Lois McClure, a recreation of an 1862-class sailing canal boat based on dimensions from the shipwreck of the General Butler.

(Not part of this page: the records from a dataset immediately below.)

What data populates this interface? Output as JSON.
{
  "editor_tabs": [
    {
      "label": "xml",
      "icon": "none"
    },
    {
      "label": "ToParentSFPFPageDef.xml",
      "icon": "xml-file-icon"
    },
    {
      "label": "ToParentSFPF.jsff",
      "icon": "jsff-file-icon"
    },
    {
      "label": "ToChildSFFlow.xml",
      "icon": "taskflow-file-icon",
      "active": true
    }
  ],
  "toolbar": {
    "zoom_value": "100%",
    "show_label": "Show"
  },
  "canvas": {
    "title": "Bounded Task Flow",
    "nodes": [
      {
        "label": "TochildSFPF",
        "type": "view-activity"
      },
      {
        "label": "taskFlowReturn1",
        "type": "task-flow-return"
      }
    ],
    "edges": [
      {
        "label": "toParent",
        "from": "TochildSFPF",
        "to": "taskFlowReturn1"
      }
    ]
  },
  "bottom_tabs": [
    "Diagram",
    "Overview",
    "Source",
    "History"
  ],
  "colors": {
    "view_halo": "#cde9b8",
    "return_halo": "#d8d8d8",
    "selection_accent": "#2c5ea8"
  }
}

       The General Butler was built in 1862 at Essex, NY which hosted one of the most prominent shipyards on the lake. Many sailing canal boats were built there (ibid, 155). By this time, sailing canal boats were beginning to lose popularity due to the advent of transportation by steam ships and the development of railroads on the western shore of the lake. However, the first owners of the General Butler profited so much from their investment that they sold the boat in three years. This can be attributed to the fact that sailing canal boats still offered the fastest mode of commercial transportation from the lake to New York, so there was still a niche market for fast transportation, especially during the Civil War (ibid, 156). Its final owner, William Montgomery, was an independent boat driver and transported marble, wood, coal, potatoes, apples, and hay from the lake to and from Canada and New York (General Butler, 13). Most sailing canal boats on the lake were operated by independent boat drivers who collectively transported marble, lumber, iron, leather, crops, maple syrup, minerals, lead, livestock, and wool. Most rock, except marble, came from the Adirondack side of the lake (The Lake Champlain Sailing Canal Boat, 53).
       Sailing canal boat operators often worked under harsh and dangerous conditions and many boats were home to families. A testament to this is the way the General Butler sank. On December 9, 1876, Montgomery was transporting 12 tons of marble from a quarry on Isle La Motte to the Burlington Manufacturing Company in Burlington with his teenaged daughter, her friend, a crew member, and an injured man from the quarry to go to the hospital. The skies looked clear over the Adirondacks before his departure, but a vicious winter storm whipped up and caused the boat’s steering to break. Montgomery quickly anchored the boat and successfully rigged a tiller to the steering post, but was unable to maneuver the boat around the harbor’s breakwater. All passengers survived, but the ship quickly sank. Historians suggest that because Montgomery brought his daughter and her friend wit him on the boat, he did not suspect a dangerous journey (ibid, 153-156). Montgomery continued operating sailing canal boats, but 26 years later to the day, found himself in an eerily identical situation while entering the Burlington harbor at the age of 72. Fortunately, he managed to steer around the breakwater with tattered sails and ice-coated rigging. Montgomery lived to 92, greatly surpassing the age expectancy of anyone living at the time, let alone sailing canal boat drivers (ibid, 157).

Artist's rendition of the sinking of the General Butler.

       The discovery of the General Butler in 1980 by divers offered archaeologists great insight into the design of sailing canal boats. In fact, prior to its discovery, historians debated whether or not sailing canal boats were even used on the lake (ibid, 157). The General Butler was actually the second sailing canal boat discovered in the lake, but the first one was misidentified. Upon closer inspection, divers correctly identified the boat as a sailing canal boat. The General Butler’s design was characteristic of sailing canal boats. Its hull was long and narrow to maximize cargo space and fit through the Champlain Canal and had a retractable centerboard and rigging for sailing on the lake (ibid, 4).
       Sailing canal boats significantly contributed to the population of the Adirondacks in the 19th century. Settlers were barely attracted to the region due to a lack of economic incentive and the hostile climate and natives. The sailing canal boat offered dependable and cheap transportation of commercial goods from and through Lake Champlain. This economic development set firm roots for a lasting population in the Adirondacks. While environmentalists could argue that this exploitation of resources in the region forever tainted the wilderness, the harvesting of forest and mineral resources may have catalyzed the establishment of the Adirondack Park.